START DATA FOR PROCESSING
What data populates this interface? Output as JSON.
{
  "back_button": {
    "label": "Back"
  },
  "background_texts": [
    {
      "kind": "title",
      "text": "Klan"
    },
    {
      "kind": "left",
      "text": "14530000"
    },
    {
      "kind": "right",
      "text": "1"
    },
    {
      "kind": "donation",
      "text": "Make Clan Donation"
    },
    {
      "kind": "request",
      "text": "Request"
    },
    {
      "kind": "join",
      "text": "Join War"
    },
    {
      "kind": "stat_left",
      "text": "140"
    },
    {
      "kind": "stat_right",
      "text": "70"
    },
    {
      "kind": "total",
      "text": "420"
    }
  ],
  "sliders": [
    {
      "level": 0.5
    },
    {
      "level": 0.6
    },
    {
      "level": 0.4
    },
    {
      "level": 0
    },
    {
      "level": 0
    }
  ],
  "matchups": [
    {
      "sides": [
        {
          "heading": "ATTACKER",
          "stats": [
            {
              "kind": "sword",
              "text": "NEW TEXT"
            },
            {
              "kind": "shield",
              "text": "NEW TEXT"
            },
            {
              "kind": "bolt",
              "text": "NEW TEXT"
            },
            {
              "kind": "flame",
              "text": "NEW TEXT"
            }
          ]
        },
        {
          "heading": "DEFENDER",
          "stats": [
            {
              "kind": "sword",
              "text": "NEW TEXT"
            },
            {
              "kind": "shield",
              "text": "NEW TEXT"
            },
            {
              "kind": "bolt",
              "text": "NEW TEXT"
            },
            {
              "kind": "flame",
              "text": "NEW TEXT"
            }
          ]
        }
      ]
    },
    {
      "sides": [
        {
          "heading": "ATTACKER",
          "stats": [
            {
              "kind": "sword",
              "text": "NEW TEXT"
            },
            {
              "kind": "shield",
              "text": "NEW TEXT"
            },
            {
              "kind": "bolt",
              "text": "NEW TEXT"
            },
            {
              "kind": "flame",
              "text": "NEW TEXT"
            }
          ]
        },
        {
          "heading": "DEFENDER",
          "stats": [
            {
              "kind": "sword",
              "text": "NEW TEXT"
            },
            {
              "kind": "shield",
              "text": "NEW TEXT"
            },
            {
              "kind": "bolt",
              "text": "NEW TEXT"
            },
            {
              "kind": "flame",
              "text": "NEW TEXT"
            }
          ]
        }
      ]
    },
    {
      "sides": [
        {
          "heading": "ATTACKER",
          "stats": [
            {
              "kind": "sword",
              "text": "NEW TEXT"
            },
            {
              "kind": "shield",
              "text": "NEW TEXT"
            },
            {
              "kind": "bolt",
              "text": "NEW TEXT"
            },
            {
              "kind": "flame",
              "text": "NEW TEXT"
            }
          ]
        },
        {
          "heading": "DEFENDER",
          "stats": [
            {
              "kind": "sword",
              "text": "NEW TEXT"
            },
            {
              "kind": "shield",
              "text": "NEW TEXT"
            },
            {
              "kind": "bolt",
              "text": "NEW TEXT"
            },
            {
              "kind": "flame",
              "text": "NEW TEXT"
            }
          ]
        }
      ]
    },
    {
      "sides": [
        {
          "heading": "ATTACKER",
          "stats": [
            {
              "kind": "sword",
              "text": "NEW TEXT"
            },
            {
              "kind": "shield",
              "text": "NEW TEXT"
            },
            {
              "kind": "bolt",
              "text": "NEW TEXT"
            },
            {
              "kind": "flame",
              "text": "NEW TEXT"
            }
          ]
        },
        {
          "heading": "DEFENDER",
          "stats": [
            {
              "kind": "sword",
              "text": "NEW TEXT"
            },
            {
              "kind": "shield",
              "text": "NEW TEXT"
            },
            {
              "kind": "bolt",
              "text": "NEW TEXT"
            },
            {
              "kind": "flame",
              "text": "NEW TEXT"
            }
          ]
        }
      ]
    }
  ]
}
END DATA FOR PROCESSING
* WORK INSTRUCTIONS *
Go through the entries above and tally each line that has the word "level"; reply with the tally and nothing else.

* THE COMPLETED TASK *
5